About 100,000 children – 13 per cent of those with asthma – carry a gene mutation that means the common "blue" inhaler containing salbutamol (brand name Ventolin) may not protect them. Researchers from the University of Dundee, and Brighton and Sussex Medical School, found that children with the mutation who used their inhaler daily had a 30 per cent increased risk of asthma attacks compared with those who had a normal form of the gene. The findings are published in the Journal of Allergy and Clinical Immunology.
Experts warned parents and children not to panic and to continue to use their inhaler as prescribed. They said the research needed confirmation by further studies.
Co-author Professor Somnath Mukhopadhyay, of the Brighton and Sussex Medical School, said: "Salbutamol via the blue inhaler is effective reliever treatment in most children, but it is common experience among doctors that a proportion of children do not seem to respond to this medicine as well as others.

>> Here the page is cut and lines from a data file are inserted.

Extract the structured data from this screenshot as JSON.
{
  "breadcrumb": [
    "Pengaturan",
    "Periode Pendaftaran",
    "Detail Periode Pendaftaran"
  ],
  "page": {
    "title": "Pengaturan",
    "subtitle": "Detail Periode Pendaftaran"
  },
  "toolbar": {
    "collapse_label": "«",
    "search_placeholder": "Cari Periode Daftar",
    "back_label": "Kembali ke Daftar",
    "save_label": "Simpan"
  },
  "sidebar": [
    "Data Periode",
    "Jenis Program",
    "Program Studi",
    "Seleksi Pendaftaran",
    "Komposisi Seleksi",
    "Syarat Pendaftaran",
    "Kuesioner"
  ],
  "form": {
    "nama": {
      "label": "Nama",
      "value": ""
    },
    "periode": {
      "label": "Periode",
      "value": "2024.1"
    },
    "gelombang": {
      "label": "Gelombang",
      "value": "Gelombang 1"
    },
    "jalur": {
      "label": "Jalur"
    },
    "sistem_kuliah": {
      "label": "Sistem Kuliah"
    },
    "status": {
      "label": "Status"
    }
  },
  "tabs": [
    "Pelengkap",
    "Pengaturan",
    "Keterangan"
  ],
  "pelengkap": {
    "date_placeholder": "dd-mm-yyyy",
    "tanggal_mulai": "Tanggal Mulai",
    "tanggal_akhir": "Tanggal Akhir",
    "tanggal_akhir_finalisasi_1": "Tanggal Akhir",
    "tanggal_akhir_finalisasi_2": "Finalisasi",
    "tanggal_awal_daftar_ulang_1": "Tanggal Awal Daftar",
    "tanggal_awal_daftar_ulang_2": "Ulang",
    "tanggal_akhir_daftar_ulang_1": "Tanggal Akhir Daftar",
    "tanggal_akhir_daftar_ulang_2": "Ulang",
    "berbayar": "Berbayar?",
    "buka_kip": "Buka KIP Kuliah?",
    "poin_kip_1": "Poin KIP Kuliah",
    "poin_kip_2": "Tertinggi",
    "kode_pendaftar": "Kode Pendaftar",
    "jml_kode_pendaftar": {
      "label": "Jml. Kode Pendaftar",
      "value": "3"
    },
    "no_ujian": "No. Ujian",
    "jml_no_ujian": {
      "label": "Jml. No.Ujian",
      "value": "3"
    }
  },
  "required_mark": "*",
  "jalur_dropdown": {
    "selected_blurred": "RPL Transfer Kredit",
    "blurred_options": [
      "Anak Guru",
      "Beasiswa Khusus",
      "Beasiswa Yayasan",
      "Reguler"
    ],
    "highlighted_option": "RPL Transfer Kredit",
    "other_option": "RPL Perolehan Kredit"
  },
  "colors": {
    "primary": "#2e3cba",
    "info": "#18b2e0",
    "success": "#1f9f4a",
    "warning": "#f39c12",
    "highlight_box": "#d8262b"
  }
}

"The reason for this appears to be a genetic variant called Arg16. Although this gene does not increase an individual's chance of getting asthma in the first place or make their asthma worse, it does seem to alter how well certain asthma medicines will work."